Bay Area comic artist Adrian Tomine began drawing his best-known series, Optic Nerve, at the age of 16. He has since published most of his material through the Montreal-based Drawn & Quarterly Books, in addition to having work appear in The New Yorker, Esquire, Rolling Stone, and Time. Tomine's stories are as inconclusive as life, paired with a simple but unmistakable visual style, and exploring themes of adolescence and young adulthood with amazing detail and insight. His most recent collection of Optic Nerve comics, Summer Blonde, was published by Drawn & Quarterly in 2002. Tomine's original artwork can also be viewed (and bought) at The Comic Art Collective. (The photo of Adrian was taken by Wendy Jung).
Ten albums that I loved as a teenager that still "hold up" for me:
1. Tiger Trap - Tiger Trap (K) - The soundtrack to my first big romance. Sarah and I would go see them play at The Cattle Club and hold hands.
2. Bob Dylan - The Freewheelin' Bob Dylan (Columbia) - My dad had a lot of folk albums in his collection, but this was the one I'd borrow and listen to the most. "Girl From the North Country" can still get me a little choked up if I'm in the right mood.
3. Sam Cooke - The Best of Sam Cooke (RCA) - Another favorite from my dad's collection. Everyone loves these songs.
4. The Go-Betweens - 16 Lovers Lane (Beggars) - My brother borrowed this album from an Australian guy he met at college and made me a tape of it. Maybe not their best album, but it was the one I heard first. I learned how to play every song from it on the guitar.
5. Teenage Fanclub - Bandwagonesque (Geffen) - The first time I heard this album, I thought, "This is exactly the kind of music I've been searching for." All the other kids were going crazy for Nirvana, but I secretly liked these guys better.
6. Jonathan Richman - Jonathan Goes Country (Rounder) - The cover seemed completely uncool to me, but I'm glad I got past it. I tend to get interested in things in a backwards way, so this album, along with Elvis Costello's "Almost Blue," showed me that country music wasn't just "Achy Breaky Heart."
7. Yo La Tengo - Fakebook (Matador) - I bought the cassette of this on a whim, and I knew I'd discovered something special the minute I popped it in my mom's car stereo.
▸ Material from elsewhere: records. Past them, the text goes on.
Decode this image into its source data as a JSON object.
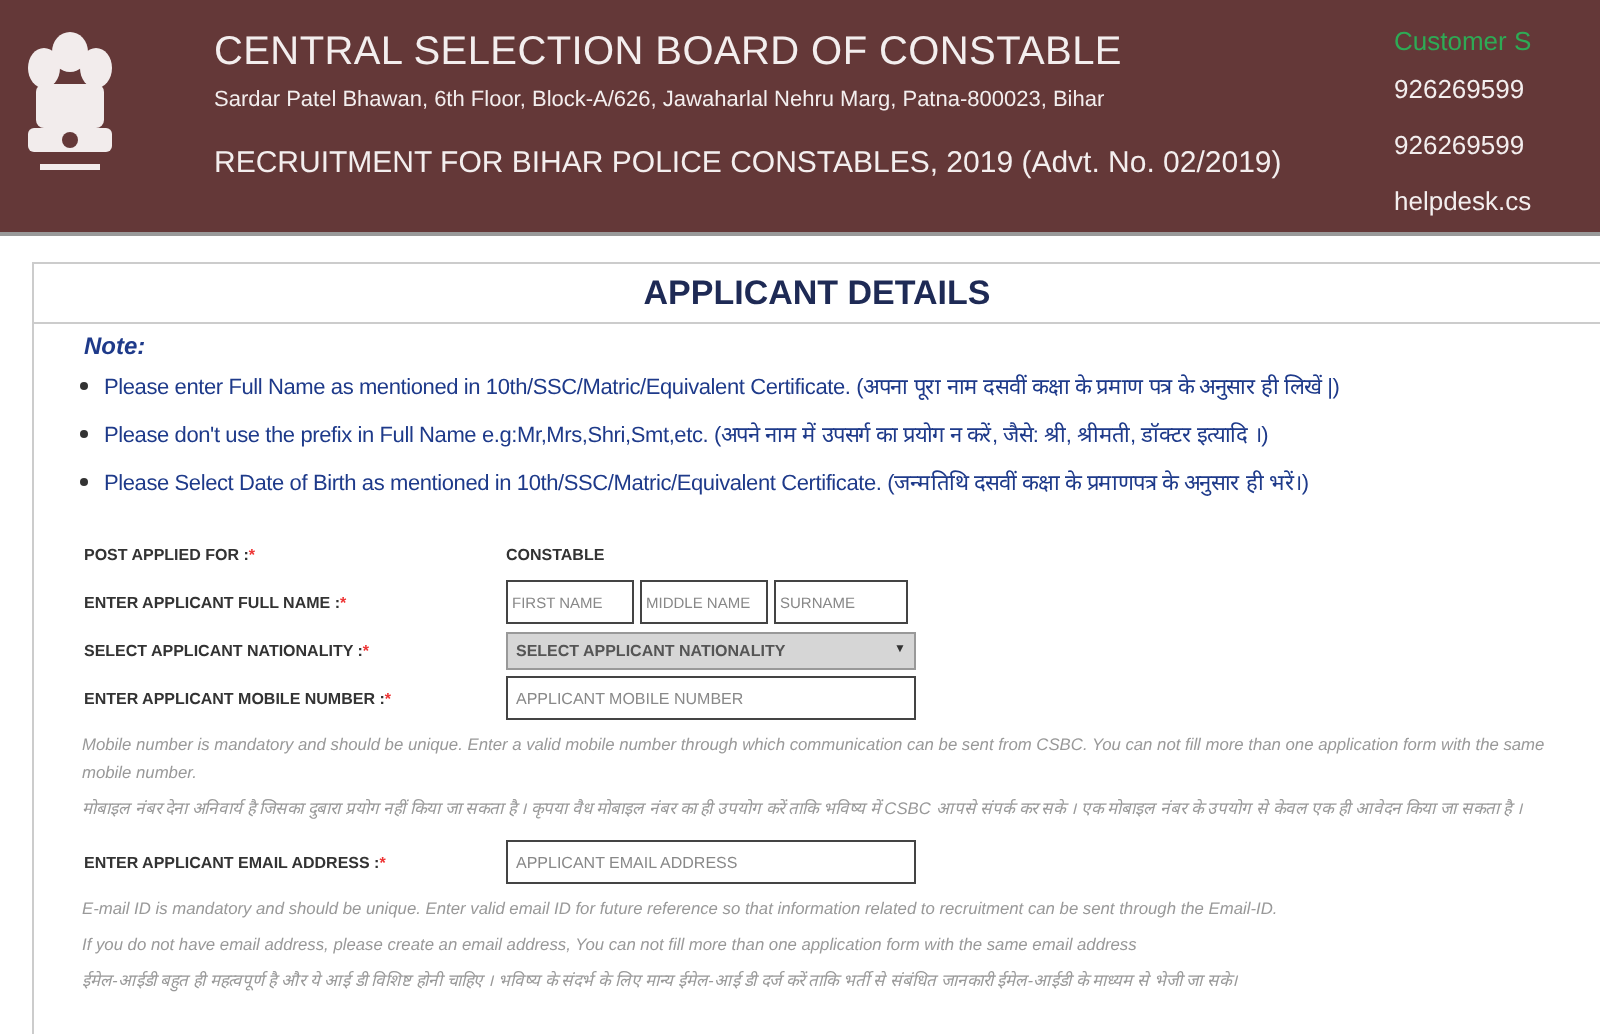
{
  "header": {
    "title": "CENTRAL SELECTION BOARD OF CONSTABLE",
    "address": "Sardar Patel Bhawan, 6th Floor, Block-A/626, Jawaharlal Nehru Marg, Patna-800023, Bihar",
    "recruitment": "RECRUITMENT FOR BIHAR POLICE CONSTABLES, 2019 (Advt. No. 02/2019)",
    "contact_heading": "Customer S",
    "contact_lines": [
      "926269599",
      "926269599",
      "helpdesk.cs"
    ]
  },
  "panel": {
    "title": "APPLICANT DETAILS",
    "note_heading": "Note:",
    "notes": [
      "Please enter Full Name as mentioned in 10th/SSC/Matric/Equivalent Certificate. (अपना पूरा नाम दसवीं कक्षा के प्रमाण पत्र के अनुसार ही लिखें |)",
      "Please don't use the prefix in Full Name e.g:Mr,Mrs,Shri,Smt,etc. (अपने नाम में उपसर्ग का प्रयोग न करें, जैसे: श्री, श्रीमती, डॉक्टर इत्यादि ।)",
      "Please Select Date of Birth as mentioned in 10th/SSC/Matric/Equivalent Certificate. (जन्मतिथि दसवीं कक्षा के प्रमाणपत्र के अनुसार ही भरें।)"
    ]
  },
  "fields": [
    {
      "kind": "static",
      "label": "POST APPLIED FOR :",
      "required": "*",
      "value": "CONSTABLE"
    },
    {
      "kind": "name",
      "label": "ENTER APPLICANT FULL NAME :",
      "required": "*",
      "placeholders": [
        "FIRST NAME",
        "MIDDLE NAME",
        "SURNAME"
      ]
    },
    {
      "kind": "select",
      "label": "SELECT APPLICANT NATIONALITY :",
      "required": "*",
      "value": "SELECT APPLICANT NATIONALITY",
      "caret": "▼"
    },
    {
      "kind": "input",
      "label": "ENTER APPLICANT MOBILE NUMBER :",
      "required": "*",
      "placeholder": "APPLICANT MOBILE NUMBER",
      "help": [
        "Mobile number is mandatory and should be unique. Enter a valid mobile number through which communication can be sent from CSBC. You can not fill more than one application form with the same mobile number.",
        "मोबाइल नंबर देना अनिवार्य है जिसका दुबारा प्रयोग नहीं किया जा सकता है । कृपया वैध मोबाइल नंबर का ही उपयोग करें ताकि भविष्य में CSBC आपसे संपर्क कर सके । एक मोबाइल नंबर के उपयोग से केवल एक ही आवेदन किया जा सकता है ।"
      ]
    },
    {
      "kind": "input",
      "label": "ENTER APPLICANT EMAIL ADDRESS :",
      "required": "*",
      "placeholder": "APPLICANT EMAIL ADDRESS",
      "help": [
        "E-mail ID is mandatory and should be unique. Enter valid email ID for future reference so that information related to recruitment can be sent through the Email-ID.",
        "If you do not have email address, please create an email address, You can not fill more than one application form with the same email address",
        "ईमेल-आईडी बहुत ही महत्वपूर्ण है और ये आई डी विशिष्ट होनी चाहिए । भविष्य के संदर्भ के लिए मान्य ईमेल-आई डी दर्ज करें ताकि भर्ती से संबंधित जानकारी ईमेल-आईडी के माध्यम से भेजी जा सके।"
      ]
    }
  ]
}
Keeping with my method of backwards discovery, this album of cover songs introduced me to a lot of other great bands.
8. Matthew Sweet - Girlfriend (Volcano) - I still love listening to this CD through headphones. How could he ever top this one?
9. The Stone Roses - The Stone Roses (Silvertone) - Bad singing, bad lyrics, but boy, this still sounds pretty amazing to me.
10. Galaxie 500 - This Is Our Music (Rykodisc) - I actually shoplifted this CD from the Tower Outlet, but I ended up liking it too much to re-sell it to Esoteric Records for cash. Sometimes just walking around in New York makes me think of these songs.
By Dusted Magazine